The autopsy showed nothing other than coronary distress and myocardial infarction. Unusual in one so young but then everyone knew that she had been under enormous stress and pressure. Cal knew that she also had an atrial septal defect and just 20mg of air forced into an artery would be fatal and untraceable.  His obvious distress at losing a wife so young, so lovely engendered sympathy and affection rather than suspicion and criticism. He'd got away with it.

Her 'distraught' husband of course, could no longer live in their house and had made arrangements to move to Sydney.  The house and surgery were closed as Morcombe prepared to move to the city. Furniture had been forwarded to a new address. He merely had an overnight bag and a full tank of fuel.  Keys in the ignition, he started the car, checked his wing and rear view mirrors and left Nimmitibell and stone cold Louise behind him forever.

It was that very turn, next to that very lay-away, where they'd done the deed and where she'd met her fate. He checked his rear view mirror, more on reflex, or perhaps the draught felt at the back of his neck. His face palled and the world went by so slowly and yet so fast. It was her, smiling in the back of the car, her face translucent, her eyes dead, her once pouty mouth smiling as he slammed on the breaks - too late.


"Nice car! Barely damaged apart from a bit of a scrape on the bumper."

The first Officer on the scene scanned the surface of the vehicle, "Ah, broken windscreen too." It was moments later that the limp and lifeless body of Dr Calvin Morcombe was found hurled 20 feet from the front seat. Bloodied, broken and contorted, it was not a pretty sight. But it was the expression on the corpse's face that brought an expression of terror to a young Jindabyne policeman's visage.

"Bloody Hell, looks like he saw a ghost!"

Somewhere  in Sydney, an unknown blonde dressed in an imported Chanel suit presents an insurance policy to a bespeckled clerk.

"He nominated me as his next of kin,"

A black gloved hand takes a large cheque from a clerk's fat fingers. Red lips smile seductively.

"Thank you . . . "

"Jeremy, Jeremy Nathan . . ." The clerk can barely make eye contact for fear of getting a hard-on.

"Thank you Jeremy." The blonde sashays from the bank, kisses the cheque and places it in her purse.


  1. Hah!

    Stylistically, any signs of Winton are gone and this is pure you (not that this is a bad thing). I think you underestimated the appeal of this, but it's genuinely intriguing and could've unfolded in a myriad of ways. Pity you gave up.

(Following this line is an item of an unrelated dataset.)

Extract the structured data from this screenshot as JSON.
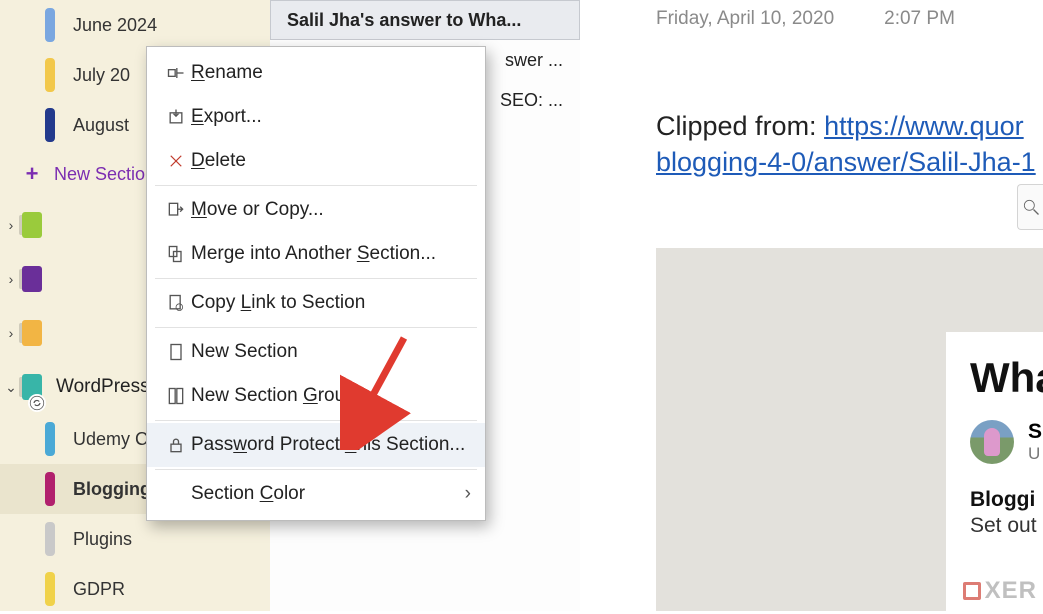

    Typo: "... slammed on the brakes - too late."

  2. I liked it, but not sure I understand the ending. Would have loved to read more.

  3. This is going so many ways. Would have loved to know which path you were up to.

  4. It was all sounding so lovely then got so very sad! I gasped and got all tense with the needle. Well written, I liked it.

  5. Never heard the word cadge before either. :P